■ Task
Given the listing that follows, report all lines in which the string "person" occurs.

Task data below:

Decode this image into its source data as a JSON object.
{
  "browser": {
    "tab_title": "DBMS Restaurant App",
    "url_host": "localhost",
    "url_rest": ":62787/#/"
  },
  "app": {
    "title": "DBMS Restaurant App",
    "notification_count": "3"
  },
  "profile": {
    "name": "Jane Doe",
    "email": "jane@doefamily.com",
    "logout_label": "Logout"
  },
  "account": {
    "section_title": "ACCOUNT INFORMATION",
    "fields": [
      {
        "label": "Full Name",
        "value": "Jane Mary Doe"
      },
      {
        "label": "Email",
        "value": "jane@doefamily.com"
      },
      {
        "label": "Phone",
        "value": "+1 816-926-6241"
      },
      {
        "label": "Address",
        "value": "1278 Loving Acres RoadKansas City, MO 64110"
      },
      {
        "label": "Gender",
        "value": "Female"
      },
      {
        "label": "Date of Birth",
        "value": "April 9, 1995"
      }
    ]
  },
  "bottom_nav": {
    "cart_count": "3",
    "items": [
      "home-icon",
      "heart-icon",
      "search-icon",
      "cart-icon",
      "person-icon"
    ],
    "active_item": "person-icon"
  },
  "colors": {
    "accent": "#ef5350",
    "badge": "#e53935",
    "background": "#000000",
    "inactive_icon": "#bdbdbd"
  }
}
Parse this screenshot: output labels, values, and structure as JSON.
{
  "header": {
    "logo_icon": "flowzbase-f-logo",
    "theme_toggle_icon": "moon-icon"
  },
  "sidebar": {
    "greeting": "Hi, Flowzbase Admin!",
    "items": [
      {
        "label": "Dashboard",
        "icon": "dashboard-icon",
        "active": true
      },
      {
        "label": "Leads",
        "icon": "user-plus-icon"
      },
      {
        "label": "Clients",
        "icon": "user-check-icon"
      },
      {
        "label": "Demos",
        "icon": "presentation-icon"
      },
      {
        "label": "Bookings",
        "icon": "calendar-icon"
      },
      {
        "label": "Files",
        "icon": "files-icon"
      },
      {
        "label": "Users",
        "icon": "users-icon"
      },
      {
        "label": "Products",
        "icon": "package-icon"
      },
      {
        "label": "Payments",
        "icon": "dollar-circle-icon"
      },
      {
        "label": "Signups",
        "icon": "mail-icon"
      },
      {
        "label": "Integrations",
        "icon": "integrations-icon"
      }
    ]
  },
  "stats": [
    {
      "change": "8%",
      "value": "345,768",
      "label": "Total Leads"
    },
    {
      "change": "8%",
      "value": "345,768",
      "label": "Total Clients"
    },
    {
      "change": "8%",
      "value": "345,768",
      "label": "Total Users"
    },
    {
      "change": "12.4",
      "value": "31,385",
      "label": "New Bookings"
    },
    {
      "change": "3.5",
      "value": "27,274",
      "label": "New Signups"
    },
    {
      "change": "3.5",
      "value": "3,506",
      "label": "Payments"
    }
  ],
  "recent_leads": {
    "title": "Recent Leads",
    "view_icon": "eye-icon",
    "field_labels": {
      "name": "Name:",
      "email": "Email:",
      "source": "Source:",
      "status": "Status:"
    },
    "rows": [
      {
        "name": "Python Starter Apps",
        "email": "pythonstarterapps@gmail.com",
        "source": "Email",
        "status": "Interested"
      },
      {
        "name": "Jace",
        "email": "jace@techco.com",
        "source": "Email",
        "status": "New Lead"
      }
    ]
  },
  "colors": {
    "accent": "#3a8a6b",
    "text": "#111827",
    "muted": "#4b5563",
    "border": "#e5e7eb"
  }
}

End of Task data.

■ Reply to the exercise
      "person-icon"
    "active_item": "person-icon"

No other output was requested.